Questions? 800.667.7745; Voice Mail: 925-391-0363
Email: [email protected]
Add To Cart

Test

Answer questions. Then click the "Check Your Score" button. This Test gives you FREE scoring and unlimited FREE trials. When you get a score of 80% or higher, and place a credit card order, you can download a Certificate for 3 CE's.

If you have problems with Scoring or placing an Order, please contact us at [email protected]


Course Article Questions The answer to Question 1 is found in Section 1 of the Course Content. The Answer to Question 2 is found in Section 2 of the Course Content... and so on. Select the correct answer from below. Place a letter on the blank line before the corresponding question.

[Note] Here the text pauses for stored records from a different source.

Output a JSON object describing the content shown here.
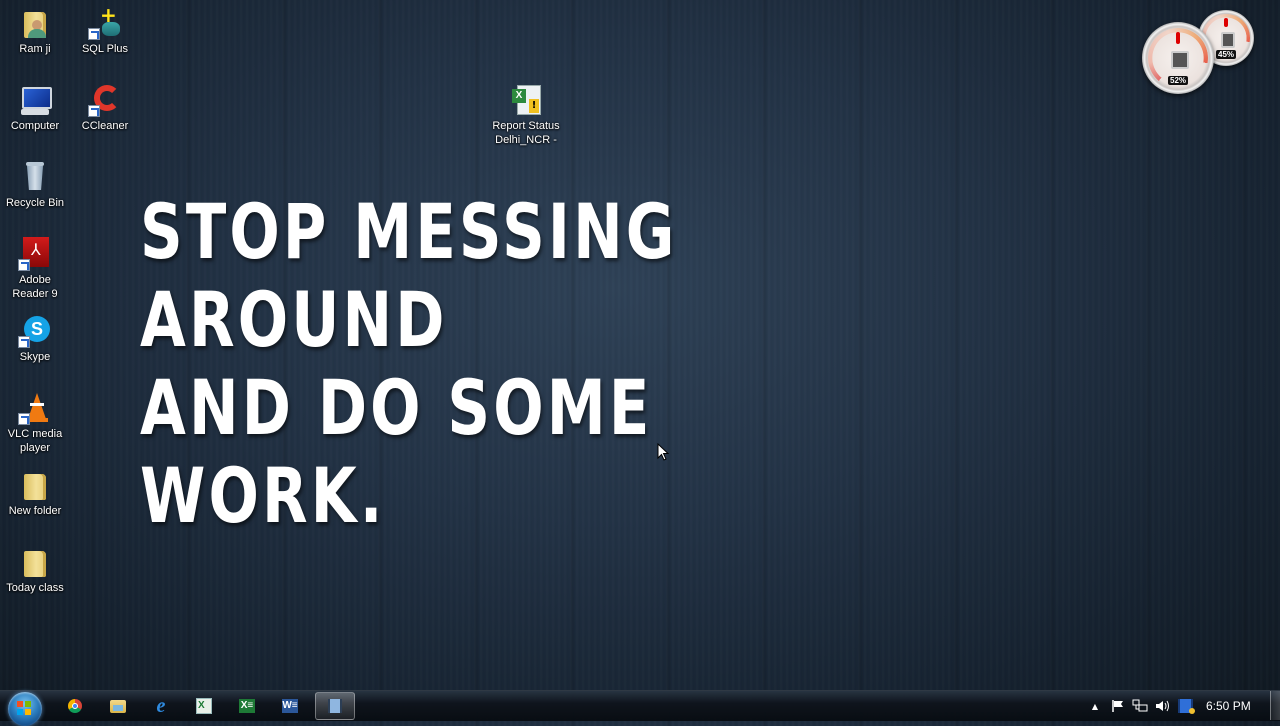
{
  "desktop": {
    "icons": [
      {
        "label": "Ram ji",
        "icon": "user-folder-icon"
      },
      {
        "label": "SQL Plus",
        "icon": "sql-plus-icon"
      },
      {
        "label": "Computer",
        "icon": "computer-icon"
      },
      {
        "label": "CCleaner",
        "icon": "ccleaner-icon"
      },
      {
        "label": "Recycle Bin",
        "icon": "recycle-bin-icon"
      },
      {
        "label": "Adobe Reader 9",
        "icon": "adobe-reader-icon"
      },
      {
        "label": "Skype",
        "icon": "skype-icon"
      },
      {
        "label": "VLC media player",
        "icon": "vlc-icon"
      },
      {
        "label": "New folder",
        "icon": "folder-icon"
      },
      {
        "label": "Today class",
        "icon": "folder-icon"
      },
      {
        "label": "Report Status Delhi_NCR -",
        "icon": "excel-file-icon"
      }
    ],
    "wallpaper_text": [
      "STOP MESSING",
      "AROUND",
      "AND DO SOME",
      "WORK."
    ]
  },
  "gadgets": {
    "cpu_meter": {
      "cpu_percent": "52%",
      "memory_percent": "45%"
    }
  },
  "taskbar": {
    "start": "start-orb",
    "pinned": [
      {
        "name": "chrome",
        "icon": "chrome-icon"
      },
      {
        "name": "windows-explorer",
        "icon": "explorer-icon"
      },
      {
        "name": "internet-explorer",
        "icon": "ie-icon"
      },
      {
        "name": "excel-file",
        "icon": "excel-icon"
      },
      {
        "name": "excel",
        "icon": "excel-icon"
      },
      {
        "name": "word",
        "icon": "word-icon"
      },
      {
        "name": "video-app",
        "icon": "film-icon",
        "active": true
      }
    ],
    "tray": {
      "show_hidden": "▲",
      "clock": "6:50 PM"
    }
  },
  "colors": {
    "wallpaper": "#223245",
    "taskbar": "#0e141c",
    "folder": "#f3e199"
  }
}
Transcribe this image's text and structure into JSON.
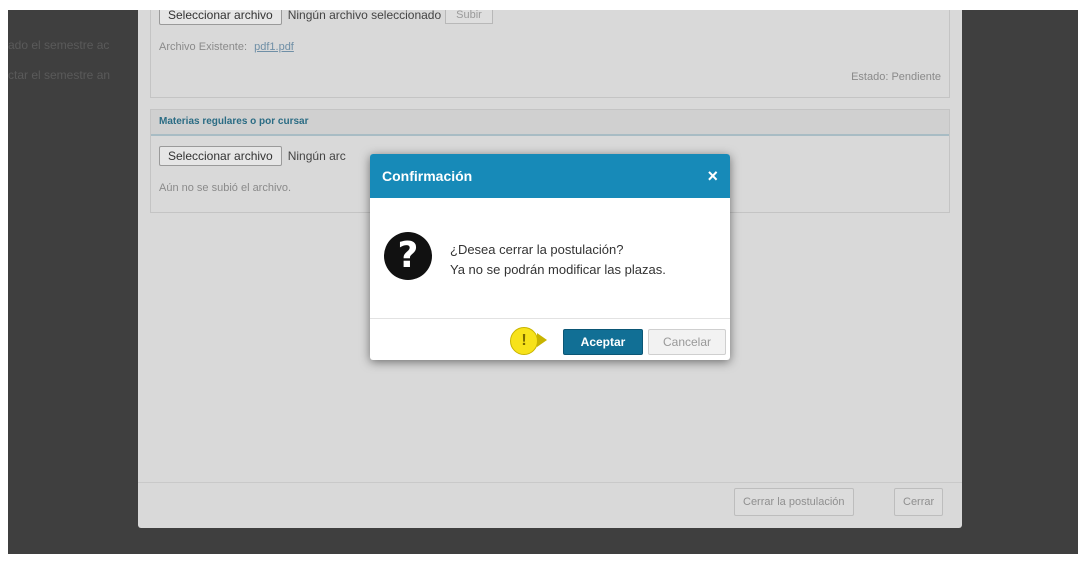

Questions:

1. Who are the Alaska Native People?
2. What does the Ahtna teach their children to prevent confrontation or disharmony?
3. Where do Eyak people live?
4. What is the motive of the government for the Native Allotment Act?
5. What does the term "subsistence" refer to?
6. What is the purpose of Alaska Native Health Board (ANHB)?
7. Departmental regulations, rulemaking, policy, guidance, legislative proposal, grant funding, formula changes, or operational activity that may have a substantial direct effect on an Indian Tribe, including but not limited to:
8. What is the purpose of "TERO" Tribal Employment Rights Opportunity?
9. Be prepared for distinct cultural differences. What are the General Preparation Guidance for Visiting or Working in Rural Alaska?
10. What is stated in the Departmental Manuals about Sacred Sites?
11. What are cultural customs?

Answers:

A. Based on the choice of the men, they lived in single and/or communal dwelling houses, in three main villages – Eyak, Alaganik, and Old Town. The village chief and his family occupied the rear of the communal house. There were two potlatch houses in each village, one for each moiety (tribal subdivision). The shaman and any attendants occupied a small house, in the middle of the village. Although there were fish camps, there were no family, moiety, or village rights over them.
B. Inpuiat; Yup’ik; Tlingit, Tsimshian, and Haida; Athabascan; Aleut; Alutiiq; and Eyak.
C.  that their words would travel far and that they should think carefully before speaking. Social avoidance acted to prevent confrontation or disharmony among closely related people. If there was a dispute between two people, their families simply moved until the problem was less important.
D. The hunting, fishing and gathering activities which traditionally constituted the economic base of life for Alaska Native people.
E. to protect the indigenous population from encroachment by the fringe element of western civilization. 
F. Tribal cultural practices, lands, resources, or access to traditional areas of cultural or religious importance on Federally managed lands.
G. To promote the physical, mental, social, and cultural well-being of Alaska Native people.
H. Ask if you need to hire an interpreter. This will be an area-specific concern. To locate these services across the state, contact the respective regional corporation and/or the Alaska Native Heritage Center in Anchorage; Check the land status and do not trespass. Much of the land is privately owned; and etc.
I. A particular group or individual's preferred way of meeting their basic human needs and conducting daily activities that is passed on through generations.
J. Establishes policy, responsibilities and procedures to accommodate access to and ceremonial use of Indian sacred sites and to protect the physical integrity of such sites consistent with EO 13007.
K. To promote employment for tribal members.

If you have problems with Scoring or placing an Order, please contact us at [email protected]